## PROBLEM TO SOLVE
Give back every record that follows, exactly as written.

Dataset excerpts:

>>>>

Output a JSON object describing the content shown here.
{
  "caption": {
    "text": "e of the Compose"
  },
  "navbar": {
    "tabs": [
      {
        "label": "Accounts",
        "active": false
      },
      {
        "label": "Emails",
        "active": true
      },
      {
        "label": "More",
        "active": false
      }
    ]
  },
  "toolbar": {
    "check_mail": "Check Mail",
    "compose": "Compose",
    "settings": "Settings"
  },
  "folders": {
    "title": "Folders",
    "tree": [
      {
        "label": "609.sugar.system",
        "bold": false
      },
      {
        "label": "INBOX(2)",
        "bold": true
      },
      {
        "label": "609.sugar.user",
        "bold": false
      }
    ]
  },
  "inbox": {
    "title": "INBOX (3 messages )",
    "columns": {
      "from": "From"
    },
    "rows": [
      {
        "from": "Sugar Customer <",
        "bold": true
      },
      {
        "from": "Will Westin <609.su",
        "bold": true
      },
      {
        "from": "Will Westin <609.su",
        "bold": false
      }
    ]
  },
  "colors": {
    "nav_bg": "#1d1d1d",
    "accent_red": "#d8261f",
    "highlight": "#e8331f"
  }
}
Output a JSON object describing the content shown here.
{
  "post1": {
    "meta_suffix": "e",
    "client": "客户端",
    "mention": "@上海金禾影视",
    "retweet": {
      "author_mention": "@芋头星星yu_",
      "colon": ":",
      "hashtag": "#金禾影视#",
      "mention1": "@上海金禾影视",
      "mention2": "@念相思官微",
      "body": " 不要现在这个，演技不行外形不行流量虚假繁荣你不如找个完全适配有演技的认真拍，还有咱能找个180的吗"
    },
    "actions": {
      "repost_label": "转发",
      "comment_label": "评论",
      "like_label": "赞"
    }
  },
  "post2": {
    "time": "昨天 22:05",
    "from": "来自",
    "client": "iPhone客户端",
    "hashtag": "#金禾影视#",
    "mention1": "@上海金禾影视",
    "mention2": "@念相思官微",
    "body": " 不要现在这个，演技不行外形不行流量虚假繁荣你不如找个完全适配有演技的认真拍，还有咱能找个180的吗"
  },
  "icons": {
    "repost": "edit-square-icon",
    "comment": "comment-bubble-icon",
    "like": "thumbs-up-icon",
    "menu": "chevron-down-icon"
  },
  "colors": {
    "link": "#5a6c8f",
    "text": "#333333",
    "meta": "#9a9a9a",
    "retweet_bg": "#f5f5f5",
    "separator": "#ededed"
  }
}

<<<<

## OUTPUT BELOW
Output a JSON object describing the content shown here.
{
  "caption": {
    "text": "e of the Compose"
  },
  "navbar": {
    "tabs": [
      {
        "label": "Accounts",
        "active": false
      },
      {
        "label": "Emails",
        "active": true
      },
      {
        "label": "More",
        "active": false
      }
    ]
  },
  "toolbar": {
    "check_mail": "Check Mail",
    "compose": "Compose",
    "settings": "Settings"
  },
  "folders": {
    "title": "Folders",
    "tree": [
      {
        "label": "609.sugar.system",
        "bold": false
      },
      {
        "label": "INBOX(2)",
        "bold": true
      },
      {
        "label": "609.sugar.user",
        "bold": false
      }
    ]
  },
  "inbox": {
    "title": "INBOX (3 messages )",
    "columns": {
      "from": "From"
    },
    "rows": [
      {
        "from": "Sugar Customer <",
        "bold": true
      },
      {
        "from": "Will Westin <609.su",
        "bold": true
      },
      {
        "from": "Will Westin <609.su",
        "bold": false
      }
    ]
  },
  "colors": {
    "nav_bg": "#1d1d1d",
    "accent_red": "#d8261f",
    "highlight": "#e8331f"
  }
}
Output a JSON object describing the content shown here.
{
  "post1": {
    "meta_suffix": "e",
    "client": "客户端",
    "mention": "@上海金禾影视",
    "retweet": {
      "author_mention": "@芋头星星yu_",
      "colon": ":",
      "hashtag": "#金禾影视#",
      "mention1": "@上海金禾影视",
      "mention2": "@念相思官微",
      "body": " 不要现在这个，演技不行外形不行流量虚假繁荣你不如找个完全适配有演技的认真拍，还有咱能找个180的吗"
    },
    "actions": {
      "repost_label": "转发",
      "comment_label": "评论",
      "like_label": "赞"
    }
  },
  "post2": {
    "time": "昨天 22:05",
    "from": "来自",
    "client": "iPhone客户端",
    "hashtag": "#金禾影视#",
    "mention1": "@上海金禾影视",
    "mention2": "@念相思官微",
    "body": " 不要现在这个，演技不行外形不行流量虚假繁荣你不如找个完全适配有演技的认真拍，还有咱能找个180的吗"
  },
  "icons": {
    "repost": "edit-square-icon",
    "comment": "comment-bubble-icon",
    "like": "thumbs-up-icon",
    "menu": "chevron-down-icon"
  },
  "colors": {
    "link": "#5a6c8f",
    "text": "#333333",
    "meta": "#9a9a9a",
    "retweet_bg": "#f5f5f5",
    "separator": "#ededed"
  }
}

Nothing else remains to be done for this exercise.